» **Exercise goal**
Filter the data below, keeping only lines that contain "title".

(Dataset excerpts)
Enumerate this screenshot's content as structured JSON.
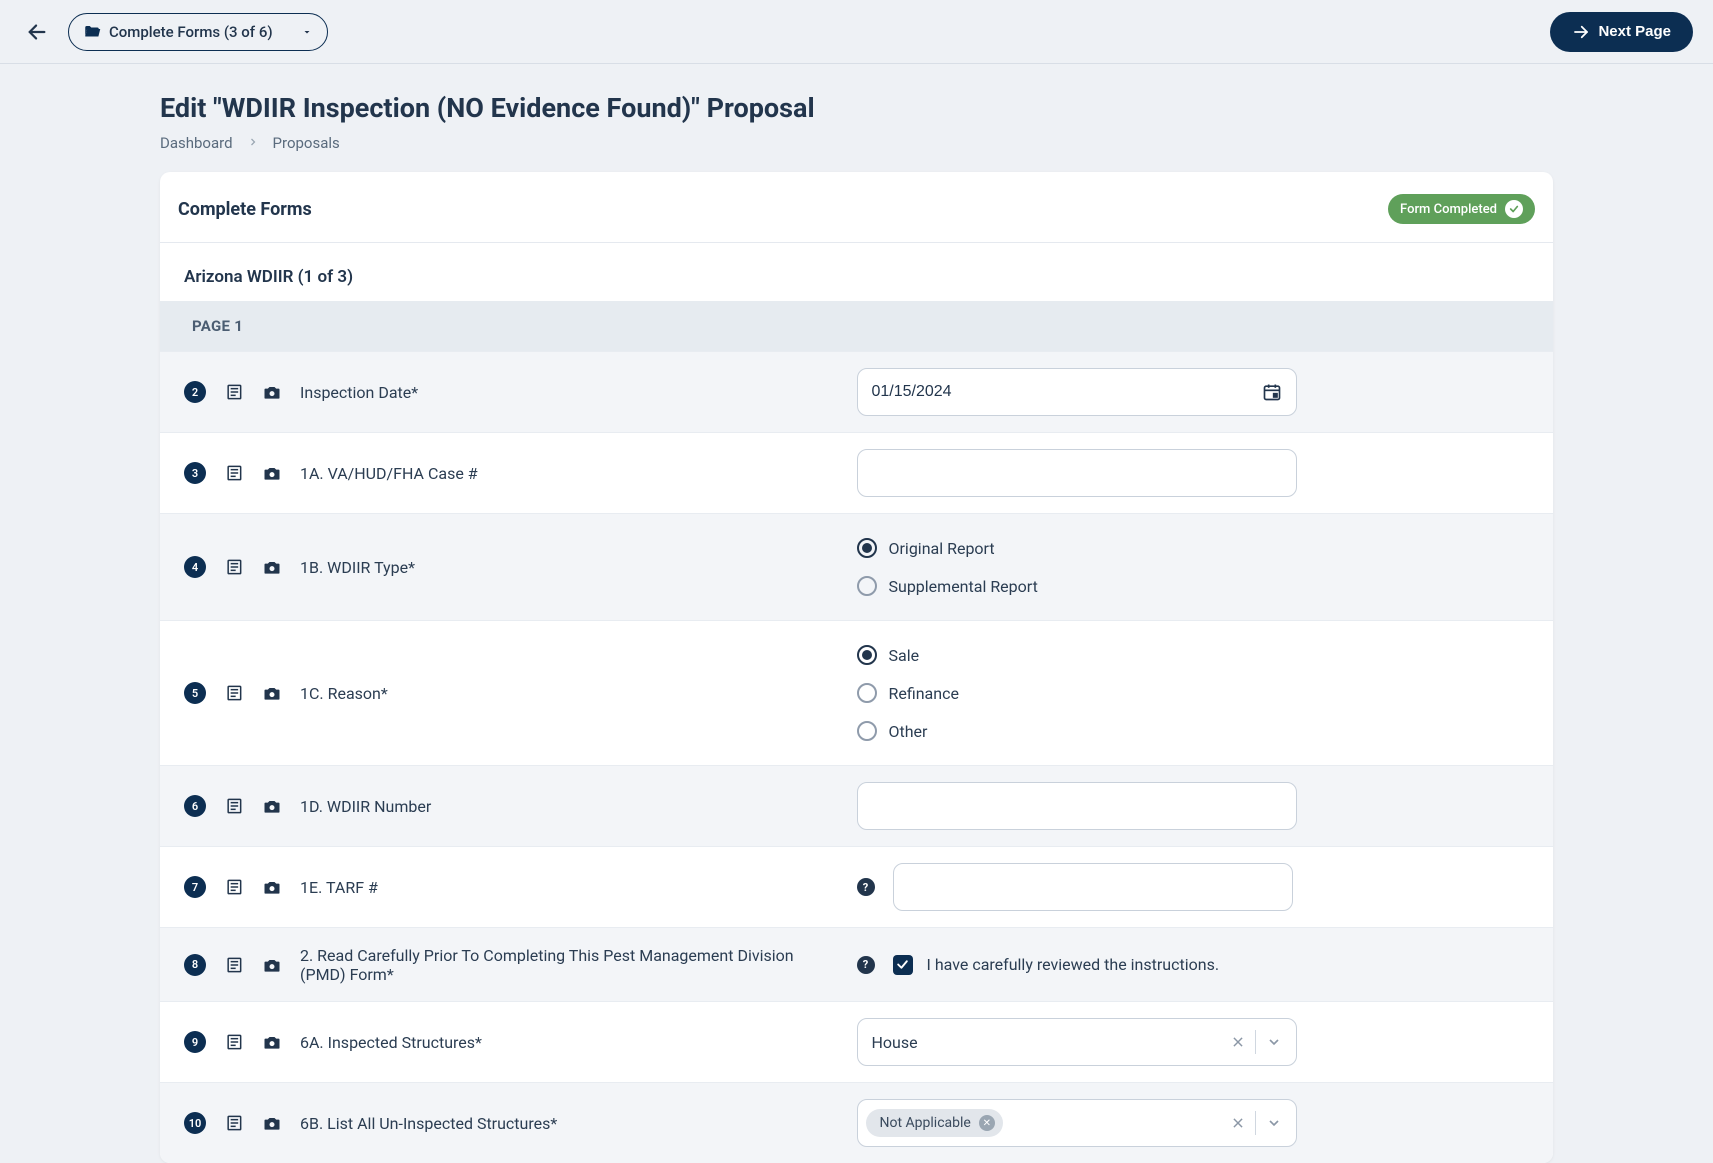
{
  "topbar": {
    "step_label": "Complete Forms (3 of 6)",
    "next_label": "Next Page"
  },
  "page": {
    "title": "Edit \"WDIIR Inspection (NO Evidence Found)\" Proposal",
    "breadcrumb": {
      "dashboard": "Dashboard",
      "proposals": "Proposals"
    }
  },
  "card": {
    "title": "Complete Forms",
    "status": "Form Completed",
    "subhead": "Arizona WDIIR (1 of 3)",
    "page_label": "PAGE 1"
  },
  "rows": {
    "r2": {
      "num": "2",
      "label": "Inspection Date*",
      "value": "01/15/2024"
    },
    "r3": {
      "num": "3",
      "label": "1A. VA/HUD/FHA Case #",
      "value": ""
    },
    "r4": {
      "num": "4",
      "label": "1B. WDIIR Type*",
      "opt1": "Original Report",
      "opt2": "Supplemental Report"
    },
    "r5": {
      "num": "5",
      "label": "1C. Reason*",
      "opt1": "Sale",
      "opt2": "Refinance",
      "opt3": "Other"
    },
    "r6": {
      "num": "6",
      "label": "1D. WDIIR Number",
      "value": ""
    },
    "r7": {
      "num": "7",
      "label": "1E. TARF #",
      "value": ""
    },
    "r8": {
      "num": "8",
      "label": "2. Read Carefully Prior To Completing This Pest Management Division (PMD) Form*",
      "check_label": "I have carefully reviewed the instructions."
    },
    "r9": {
      "num": "9",
      "label": "6A. Inspected Structures*",
      "value": "House"
    },
    "r10": {
      "num": "10",
      "label": "6B. List All Un-Inspected Structures*",
      "tag": "Not Applicable"
    }
  },
  "chart_data": null
}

» **Reply**
    "title": "Edit \"WDIIR Inspection (NO Evidence Found)\" Proposal",
    "title": "Complete Forms",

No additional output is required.